# Task instructions
For the records below, give the number of lines that include the string "title". Nothing else belongs in the answer.

Element data from apps and pages:
Content starts
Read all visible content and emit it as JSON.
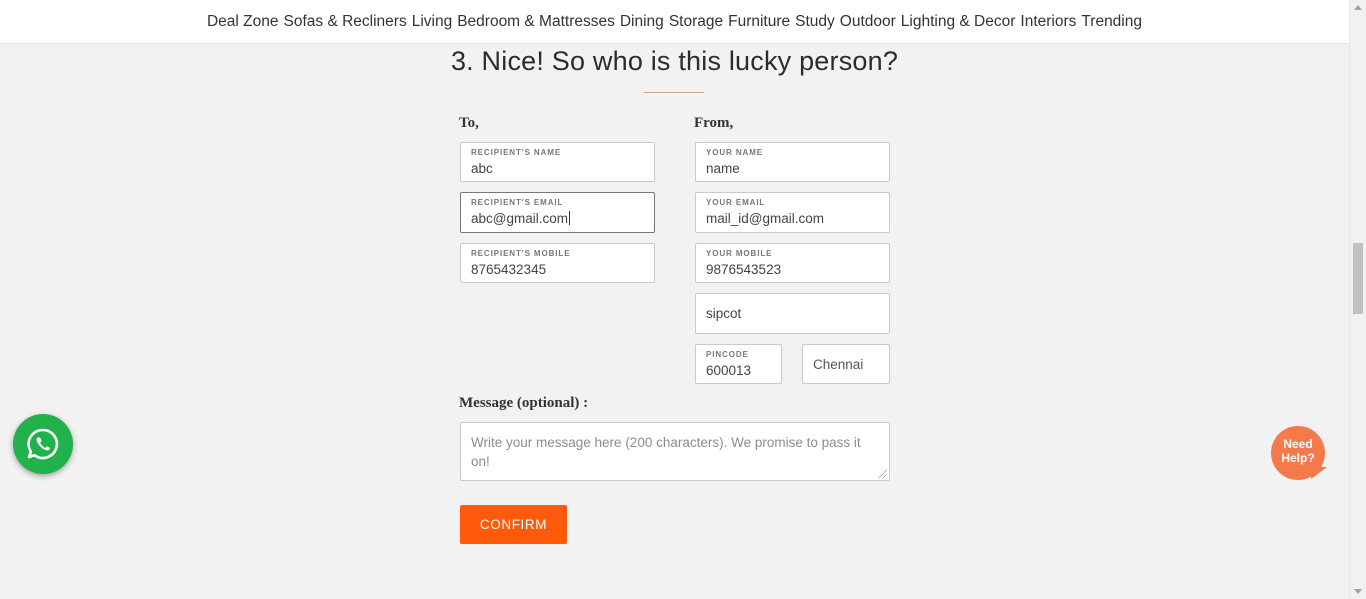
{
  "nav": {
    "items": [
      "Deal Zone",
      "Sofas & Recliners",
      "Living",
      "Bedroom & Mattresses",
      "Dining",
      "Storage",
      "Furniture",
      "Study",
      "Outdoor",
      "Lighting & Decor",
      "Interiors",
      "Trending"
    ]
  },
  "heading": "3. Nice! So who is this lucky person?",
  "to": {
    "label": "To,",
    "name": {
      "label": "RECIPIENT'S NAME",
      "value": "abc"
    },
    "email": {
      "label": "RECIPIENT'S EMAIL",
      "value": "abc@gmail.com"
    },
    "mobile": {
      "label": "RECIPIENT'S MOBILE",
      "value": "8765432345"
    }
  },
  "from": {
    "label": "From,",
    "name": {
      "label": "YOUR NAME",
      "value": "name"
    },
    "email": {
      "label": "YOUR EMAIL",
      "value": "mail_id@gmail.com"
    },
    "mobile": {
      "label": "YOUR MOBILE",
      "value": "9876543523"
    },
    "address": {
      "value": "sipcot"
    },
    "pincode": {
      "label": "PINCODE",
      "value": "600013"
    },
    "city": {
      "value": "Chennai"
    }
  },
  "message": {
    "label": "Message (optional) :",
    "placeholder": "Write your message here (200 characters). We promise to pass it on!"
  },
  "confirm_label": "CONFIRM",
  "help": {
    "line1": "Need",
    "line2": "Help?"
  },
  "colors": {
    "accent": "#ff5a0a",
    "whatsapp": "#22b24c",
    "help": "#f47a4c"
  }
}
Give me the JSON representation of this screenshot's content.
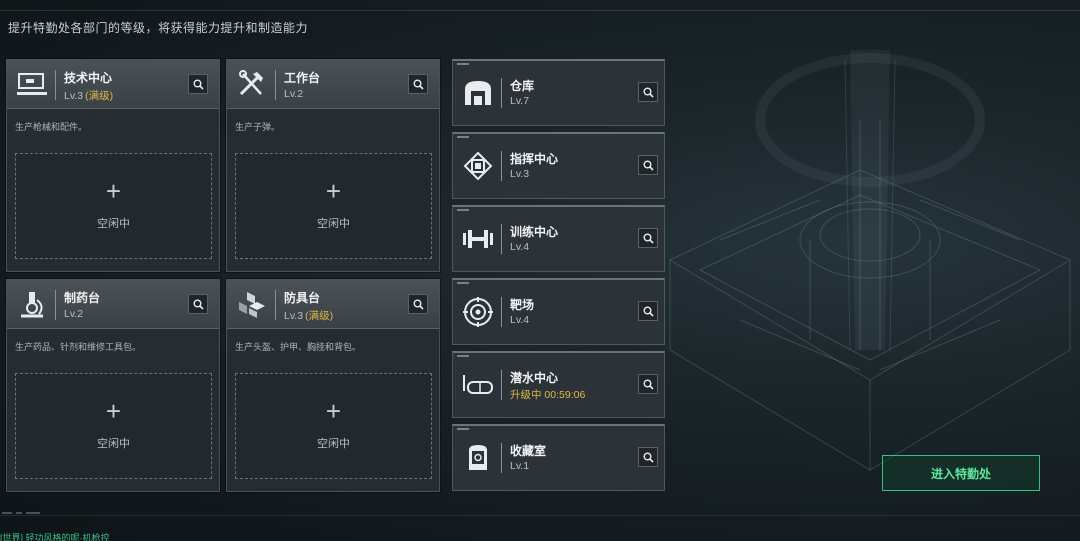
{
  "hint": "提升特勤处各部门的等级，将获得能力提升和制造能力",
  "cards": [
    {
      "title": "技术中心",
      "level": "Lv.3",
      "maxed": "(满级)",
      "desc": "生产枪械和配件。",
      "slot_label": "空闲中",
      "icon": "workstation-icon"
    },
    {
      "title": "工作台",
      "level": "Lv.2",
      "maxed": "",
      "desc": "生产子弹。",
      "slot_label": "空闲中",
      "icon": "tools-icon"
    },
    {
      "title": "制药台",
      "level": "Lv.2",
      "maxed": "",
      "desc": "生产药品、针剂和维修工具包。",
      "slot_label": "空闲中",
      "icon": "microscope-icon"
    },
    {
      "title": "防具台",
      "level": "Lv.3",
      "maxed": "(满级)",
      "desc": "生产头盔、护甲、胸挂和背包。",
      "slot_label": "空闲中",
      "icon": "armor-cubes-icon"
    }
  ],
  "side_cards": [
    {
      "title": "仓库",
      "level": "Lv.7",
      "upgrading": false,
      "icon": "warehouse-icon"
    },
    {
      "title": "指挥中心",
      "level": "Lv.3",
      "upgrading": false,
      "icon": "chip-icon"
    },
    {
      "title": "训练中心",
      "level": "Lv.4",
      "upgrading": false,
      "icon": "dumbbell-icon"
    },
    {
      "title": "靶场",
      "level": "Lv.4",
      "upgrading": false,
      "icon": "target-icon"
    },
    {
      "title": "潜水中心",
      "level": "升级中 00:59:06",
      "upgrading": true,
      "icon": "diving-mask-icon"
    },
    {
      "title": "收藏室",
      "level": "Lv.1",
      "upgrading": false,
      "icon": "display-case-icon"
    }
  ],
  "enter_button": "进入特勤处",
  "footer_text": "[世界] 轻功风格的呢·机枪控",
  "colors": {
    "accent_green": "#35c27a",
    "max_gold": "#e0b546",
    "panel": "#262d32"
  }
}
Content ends
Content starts
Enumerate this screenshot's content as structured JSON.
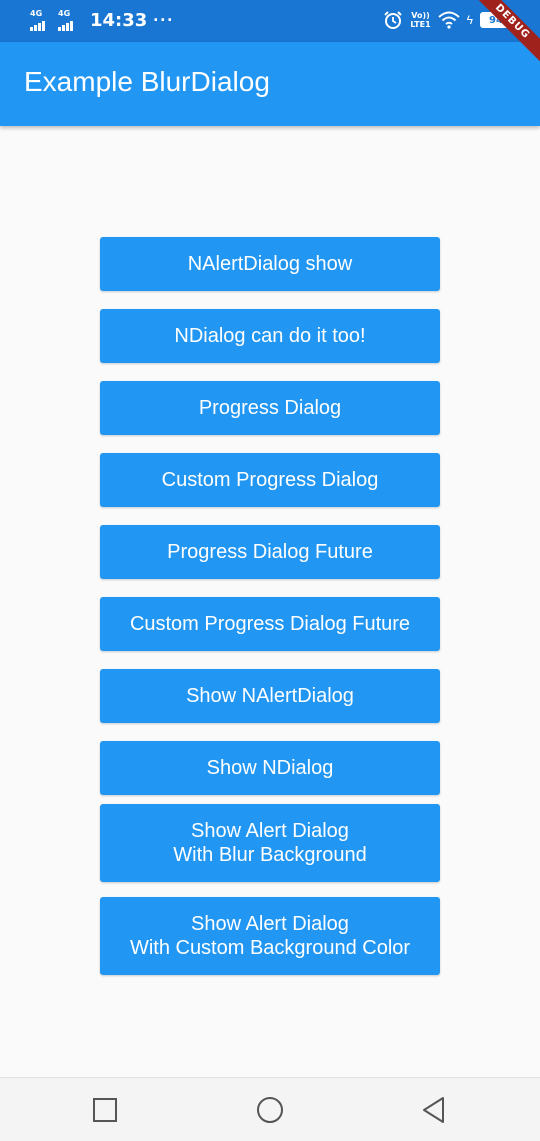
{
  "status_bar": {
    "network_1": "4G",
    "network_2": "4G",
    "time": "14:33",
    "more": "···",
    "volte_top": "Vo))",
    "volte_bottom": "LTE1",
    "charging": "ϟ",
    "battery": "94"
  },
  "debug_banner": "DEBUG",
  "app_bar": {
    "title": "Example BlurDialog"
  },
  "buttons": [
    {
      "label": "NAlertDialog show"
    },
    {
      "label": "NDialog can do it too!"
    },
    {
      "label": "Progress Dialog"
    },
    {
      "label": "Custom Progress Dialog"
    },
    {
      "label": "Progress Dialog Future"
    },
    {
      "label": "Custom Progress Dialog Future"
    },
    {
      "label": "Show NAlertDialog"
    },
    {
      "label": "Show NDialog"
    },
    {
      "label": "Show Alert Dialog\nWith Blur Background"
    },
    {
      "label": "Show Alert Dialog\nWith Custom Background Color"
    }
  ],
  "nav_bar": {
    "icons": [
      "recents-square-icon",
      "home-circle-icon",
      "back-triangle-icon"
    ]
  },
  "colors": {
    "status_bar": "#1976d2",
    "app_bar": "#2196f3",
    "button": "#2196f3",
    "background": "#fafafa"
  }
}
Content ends
# Solution to this task
11